Loren McClenachan, Environmental Studies
Steve Wurtzler, Cinema Studies



Migrations describe the movement of peoples, animals, objects, cultures, resources, identities, and ideas across time and space. Whether they involve the physical or symbolic crossing of borders, migrations contribute to our sense of belonging or exclusion and to our feeling of being “there” or “here.” The humanities theme for 2014-15 will interrogate this understanding of migrations as shaping the self and the world. How can we represent the experiences of immigration, exile, diaspora, or passing? What are the possibilities and challenges associated with mobility and immobility? What happens to the local when it interacts with the national, regional, or global? Questions like these respond to some of the most pressing issues the world is facing today, from the development of new political structures and methods of cross-cultural exchange to changes in climate and demographics.

Theme Sponsors:
Tanya Sheehan, Art
Natalie Zelensky, Music

Censorship Uncovered


Censorship Uncovered, is a year-long, campus-wide initiative designed to foster interdisciplinary discussion and collaboration. Through course work, performances, lectures, film screenings, exhibitions, and collegial conversation, Colby students, faculty, and staff across a broad range of disciplines and with widely varying perspectives will explore the fraught and provocative themes of censorship and free speech.

Theme Sponsors:
Valérie Dionne, French
Clem Guthro, Colby Libraries
Lauren Lessing, Museum of Art

Comedy, Seriously
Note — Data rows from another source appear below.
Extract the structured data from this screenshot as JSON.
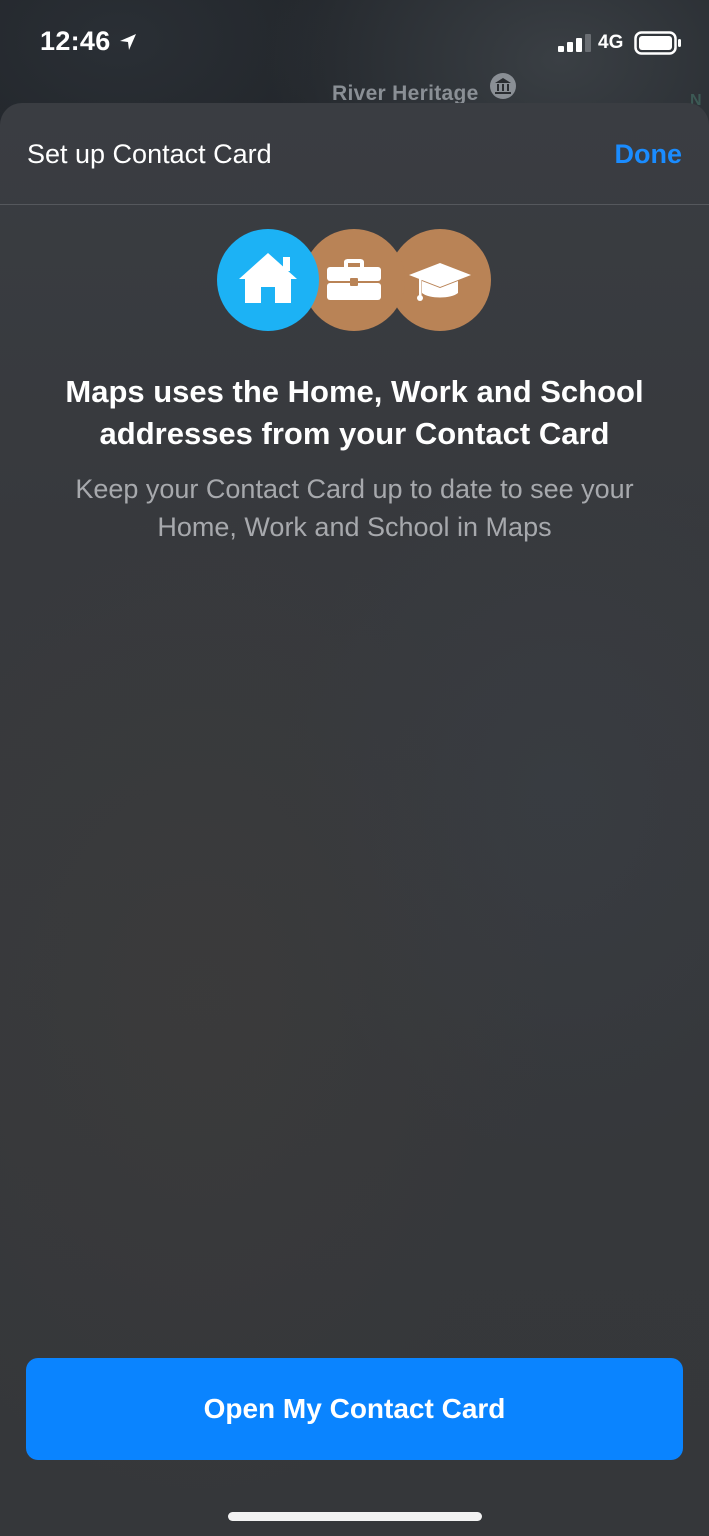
{
  "status_bar": {
    "time": "12:46",
    "network": "4G",
    "icons": [
      "location-arrow-icon",
      "signal-icon",
      "battery-icon"
    ]
  },
  "map": {
    "label": "River Heritage",
    "edge_label": "N",
    "poi_icon": "museum-icon"
  },
  "sheet": {
    "title": "Set up Contact Card",
    "done_label": "Done",
    "icons": [
      "home-icon",
      "briefcase-icon",
      "graduation-cap-icon"
    ],
    "headline": "Maps uses the Home, Work and School addresses from your Contact Card",
    "subtext": "Keep your Contact Card up to date to see your Home, Work and School in Maps",
    "primary_button_label": "Open My Contact Card"
  },
  "colors": {
    "accent": "#0a84ff",
    "done_text": "#1a8cff",
    "home_circle": "#1cb2f5",
    "work_school_circle": "#b98356",
    "sheet_background": "#37393d"
  }
}
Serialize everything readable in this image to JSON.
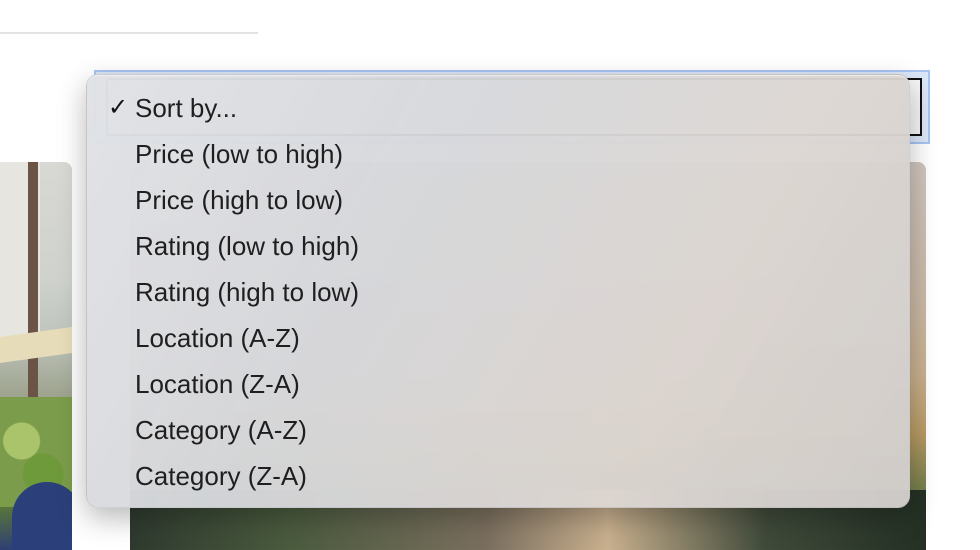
{
  "sort_select": {
    "selected": "Sort by...",
    "options": [
      "Sort by...",
      "Price (low to high)",
      "Price (high to low)",
      "Rating (low to high)",
      "Rating (high to low)",
      "Location (A-Z)",
      "Location (Z-A)",
      "Category (A-Z)",
      "Category (Z-A)"
    ],
    "checkmark": "✓"
  },
  "colors": {
    "menu_text": "#1f1f1f",
    "focus_ring": "#a9c4f3"
  },
  "icons": {
    "checkmark_icon": "checkmark-icon"
  }
}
What is comedy? Seriously. Is it more than laughter and humor? How is comedy related to other artistic genres, and how is it expressed in different languages, literatures, and art forms? Is comedy specific to culture, or are some forms of comedy universal? How does comedy undermine or reinforce our attitudes towards race, gender, religion, class, and ethnicity? Does what makes us laugh reveal our deep social norms and taboos? What can biology and the social sciences tell us about what laughter means?
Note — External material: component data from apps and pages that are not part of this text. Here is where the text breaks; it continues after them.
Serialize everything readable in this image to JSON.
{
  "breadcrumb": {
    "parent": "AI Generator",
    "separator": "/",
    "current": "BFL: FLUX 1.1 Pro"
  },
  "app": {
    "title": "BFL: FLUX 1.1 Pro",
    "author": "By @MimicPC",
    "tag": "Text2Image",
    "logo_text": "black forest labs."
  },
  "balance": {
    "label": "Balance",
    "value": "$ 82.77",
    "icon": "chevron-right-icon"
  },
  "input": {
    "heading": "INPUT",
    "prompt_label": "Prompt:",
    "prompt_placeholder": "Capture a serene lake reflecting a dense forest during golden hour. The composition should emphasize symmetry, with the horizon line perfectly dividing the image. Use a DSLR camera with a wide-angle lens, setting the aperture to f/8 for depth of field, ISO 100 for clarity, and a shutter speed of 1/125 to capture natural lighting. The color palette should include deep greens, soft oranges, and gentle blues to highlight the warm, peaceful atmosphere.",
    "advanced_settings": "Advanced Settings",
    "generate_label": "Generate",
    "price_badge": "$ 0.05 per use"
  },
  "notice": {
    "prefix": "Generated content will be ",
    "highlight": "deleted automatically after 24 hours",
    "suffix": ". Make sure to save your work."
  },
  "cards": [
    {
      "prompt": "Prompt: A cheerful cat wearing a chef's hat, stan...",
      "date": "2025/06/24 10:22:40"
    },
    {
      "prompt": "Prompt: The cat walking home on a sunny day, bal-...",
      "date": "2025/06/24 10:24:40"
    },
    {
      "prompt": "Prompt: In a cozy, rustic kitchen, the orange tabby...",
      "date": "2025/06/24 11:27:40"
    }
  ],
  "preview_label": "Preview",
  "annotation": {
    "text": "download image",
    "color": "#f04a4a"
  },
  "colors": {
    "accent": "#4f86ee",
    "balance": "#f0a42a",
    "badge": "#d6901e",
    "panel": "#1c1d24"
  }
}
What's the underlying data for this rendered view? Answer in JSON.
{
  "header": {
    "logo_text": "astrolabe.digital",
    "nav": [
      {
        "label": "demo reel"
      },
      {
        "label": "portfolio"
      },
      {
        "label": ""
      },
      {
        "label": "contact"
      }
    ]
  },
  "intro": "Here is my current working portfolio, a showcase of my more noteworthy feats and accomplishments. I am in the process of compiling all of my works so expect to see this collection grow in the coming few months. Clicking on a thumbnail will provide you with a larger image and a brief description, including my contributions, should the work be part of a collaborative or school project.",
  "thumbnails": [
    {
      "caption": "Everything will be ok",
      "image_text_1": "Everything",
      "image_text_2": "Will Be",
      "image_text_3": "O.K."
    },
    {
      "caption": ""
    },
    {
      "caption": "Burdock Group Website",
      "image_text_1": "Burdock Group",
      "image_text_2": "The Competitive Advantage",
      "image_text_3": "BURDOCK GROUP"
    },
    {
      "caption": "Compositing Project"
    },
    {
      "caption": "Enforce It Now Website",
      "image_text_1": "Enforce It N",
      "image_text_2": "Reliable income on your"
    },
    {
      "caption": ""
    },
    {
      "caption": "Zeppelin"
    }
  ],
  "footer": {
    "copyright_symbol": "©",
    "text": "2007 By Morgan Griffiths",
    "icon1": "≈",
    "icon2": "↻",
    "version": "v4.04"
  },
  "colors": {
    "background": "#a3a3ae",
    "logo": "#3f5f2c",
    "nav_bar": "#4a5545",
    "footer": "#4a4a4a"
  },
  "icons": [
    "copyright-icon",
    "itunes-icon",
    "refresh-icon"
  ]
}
In “Comedy, Seriously,” Colby students, faculty, and staff celebrated the richness of the comic tradition and the vibrant place of comedy in our contemporary world.

Theme Sponsor:
Lydia Moland, Philosophy

Reflections of Terrorism


What is terrorism? Is it true that one person’s terrorist is another person’s freedom fighter, or can we make ethical distinctions between instances of terrorism? How does terrorism differ from other kinds of violence, for instance the violence of war or domestic violence? How do we distinguish between eco-activism and eco-terrorism or between criminal hacking and cyber-terrorism? How has terrorism shaped history, and how does it form the present?

In Reflections of Terrorism, students, faculty, and staff fostered interdisciplinary discussions of forms of terror(ism) and showcased the multiple levels on which the Colby community addresses this complex topic.

Theme Sponsors:
Lydia Moland, Philosophy
Cyrus Shahan, German


The Metamorphoses Project


The Metamorphoses Project was a campus-wide web of events linked to the Theater and Dance Department’s November 2009 production of Mary Zimmerman’s Metamorphoses. The goal was to explore the broader theme of mythological narrative through history to contemporary life, and how myths operate in and through the various disciplines that make up a liberal arts environment. Students, faculty, and staff celebrated the process of liberal learning by exploring these questions through exhibits, performances and course work.

Theme sponsors:
Lynne Connor, Theater & Dance
Lauren Lessing, Museum of Art
Kerill O’Neill, Classics